A survey of 13,000 Kiwis, carried out by Sleepyhead, showed three out of five Northlanders have trouble sleeping through the night.
Fifty-three per cent of Northlanders experience a restless slumber and 47 per cent can't get to sleep in the first place.
Half of the people who took part in the survey blamed their sleepless nights on stress.
Sleep coach Bernice Tuffery, who penned Sleep Easy, said while the data may lean towards people struggling with slumber, many of the findings reflected other studies that highlighted the prevalence of sleep issues in New Zealand.
National research indicates roughly one-third of Kiwi adults aren't getting their 40 winks - around seven to nine hours of sleep a night, says the New Zealand Sleep Foundation.
"Sleep deficiency is a global epidemic and it's really serious, we're not looking after our sleep the way we should," Tuffery said.
She added the pandemic had made sleep harder as feelings of stress and uncertainty intensified.
Tuffery emphasised how a good night's sleep made a big difference in people's lives - physically, mentally and emotionally.
"Prioritising and taking good care of our sleep matters more than ever in these times of uncertainty and Covid," she said.
"Satisfying sleep quality, quantity and consistency strengthens our immune system and fortifies our resilience. With stress levels running high, we need to consciously create and maintain habits that are conducive to getting a good night's sleep."
The study revealed without sleep, 64 per cent of participants felt fatigued and exhausted, while almost a third indicated a bad night's rest affected their mental health leaving them feeling "down or depressed".
People's motivation was hampered by sleepless nights as well as their concentration and memory recall.
One consequence, probably no stranger to anyone, was a lack of sleep left people feeling moody or irritable.

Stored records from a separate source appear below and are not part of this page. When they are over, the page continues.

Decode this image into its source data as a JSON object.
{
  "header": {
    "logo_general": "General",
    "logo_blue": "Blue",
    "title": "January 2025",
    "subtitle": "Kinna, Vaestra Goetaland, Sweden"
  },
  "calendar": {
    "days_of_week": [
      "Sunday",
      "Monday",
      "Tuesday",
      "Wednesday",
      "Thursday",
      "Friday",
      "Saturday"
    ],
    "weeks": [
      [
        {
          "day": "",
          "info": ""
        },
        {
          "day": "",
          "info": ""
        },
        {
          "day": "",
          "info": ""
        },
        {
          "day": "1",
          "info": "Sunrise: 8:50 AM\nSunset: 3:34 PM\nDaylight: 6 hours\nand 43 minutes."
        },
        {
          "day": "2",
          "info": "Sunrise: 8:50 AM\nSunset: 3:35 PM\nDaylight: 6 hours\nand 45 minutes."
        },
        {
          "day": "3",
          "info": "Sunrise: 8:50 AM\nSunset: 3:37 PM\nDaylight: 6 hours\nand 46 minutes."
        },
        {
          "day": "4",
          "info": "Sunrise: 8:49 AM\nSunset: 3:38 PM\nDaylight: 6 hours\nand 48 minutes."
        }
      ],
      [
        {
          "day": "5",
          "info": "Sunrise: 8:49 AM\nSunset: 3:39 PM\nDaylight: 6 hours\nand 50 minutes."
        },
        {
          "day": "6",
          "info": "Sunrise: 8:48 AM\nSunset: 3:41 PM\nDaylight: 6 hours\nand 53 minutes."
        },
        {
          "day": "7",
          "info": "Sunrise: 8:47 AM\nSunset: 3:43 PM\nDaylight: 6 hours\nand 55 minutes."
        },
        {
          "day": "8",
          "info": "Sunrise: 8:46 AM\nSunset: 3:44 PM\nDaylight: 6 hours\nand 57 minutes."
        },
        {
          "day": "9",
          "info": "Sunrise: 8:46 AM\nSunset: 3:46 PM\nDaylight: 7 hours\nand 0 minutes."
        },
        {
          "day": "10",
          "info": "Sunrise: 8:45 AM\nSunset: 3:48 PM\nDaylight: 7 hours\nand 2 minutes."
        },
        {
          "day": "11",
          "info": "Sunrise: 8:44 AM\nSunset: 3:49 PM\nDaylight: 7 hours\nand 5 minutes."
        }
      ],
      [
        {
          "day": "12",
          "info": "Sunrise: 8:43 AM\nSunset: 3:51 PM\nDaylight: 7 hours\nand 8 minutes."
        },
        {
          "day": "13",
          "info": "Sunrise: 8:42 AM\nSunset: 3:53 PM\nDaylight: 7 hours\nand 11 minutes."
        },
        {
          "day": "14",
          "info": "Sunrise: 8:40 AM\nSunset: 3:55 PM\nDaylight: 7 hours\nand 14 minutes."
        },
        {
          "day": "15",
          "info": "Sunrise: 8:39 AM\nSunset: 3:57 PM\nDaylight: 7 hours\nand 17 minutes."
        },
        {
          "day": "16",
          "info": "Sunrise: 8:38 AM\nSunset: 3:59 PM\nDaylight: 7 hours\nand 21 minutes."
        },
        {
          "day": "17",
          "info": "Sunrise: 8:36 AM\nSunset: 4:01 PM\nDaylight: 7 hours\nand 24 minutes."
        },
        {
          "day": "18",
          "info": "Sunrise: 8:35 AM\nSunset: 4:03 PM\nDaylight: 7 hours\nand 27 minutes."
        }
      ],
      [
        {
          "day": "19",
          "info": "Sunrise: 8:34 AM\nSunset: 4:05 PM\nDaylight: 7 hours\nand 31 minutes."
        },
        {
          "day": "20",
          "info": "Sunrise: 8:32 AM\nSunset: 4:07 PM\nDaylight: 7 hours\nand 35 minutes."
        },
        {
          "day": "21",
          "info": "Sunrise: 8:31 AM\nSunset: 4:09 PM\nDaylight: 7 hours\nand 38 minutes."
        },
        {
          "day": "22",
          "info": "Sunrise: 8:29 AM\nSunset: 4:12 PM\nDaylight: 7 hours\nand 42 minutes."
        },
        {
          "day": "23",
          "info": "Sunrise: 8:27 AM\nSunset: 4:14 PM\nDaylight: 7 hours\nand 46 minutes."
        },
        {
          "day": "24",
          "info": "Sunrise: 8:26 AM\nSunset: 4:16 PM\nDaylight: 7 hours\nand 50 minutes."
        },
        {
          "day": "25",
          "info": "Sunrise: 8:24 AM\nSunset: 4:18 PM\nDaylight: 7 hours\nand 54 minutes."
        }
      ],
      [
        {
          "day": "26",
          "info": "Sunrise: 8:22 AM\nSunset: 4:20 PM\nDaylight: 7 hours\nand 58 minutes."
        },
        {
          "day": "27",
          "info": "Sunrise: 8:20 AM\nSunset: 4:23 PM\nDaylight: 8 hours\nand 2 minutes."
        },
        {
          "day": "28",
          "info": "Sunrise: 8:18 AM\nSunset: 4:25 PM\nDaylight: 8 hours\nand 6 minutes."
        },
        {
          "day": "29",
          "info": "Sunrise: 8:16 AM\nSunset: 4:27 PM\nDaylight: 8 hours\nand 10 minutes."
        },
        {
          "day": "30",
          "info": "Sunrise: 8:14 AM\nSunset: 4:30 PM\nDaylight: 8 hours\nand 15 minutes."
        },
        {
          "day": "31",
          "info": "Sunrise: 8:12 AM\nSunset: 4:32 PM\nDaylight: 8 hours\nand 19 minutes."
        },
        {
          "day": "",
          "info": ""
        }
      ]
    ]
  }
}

Tuffery said the key to setting yourself up for a good night's rest was to work with your body rather than against it.
She recommended establishing a regular routine for bed and wake times for the entire week so your body could predict when it was time to sleep and reawaken.
"One of the really important things these days is to give yourself permission to wind down at the end of the day,"
Without screens, Tuffery added, because their light reduced the melatonin in your body that helps you fall asleep.
On the flip side, when the alarm sounds and it is time to start the day, she encouraged everyone to throw the curtains back and let the daylight in.
Or hit the pavement for an early morning stroll.
"It helps your melatonin drop back so you're bright-eyed and bushy-tailed for the day."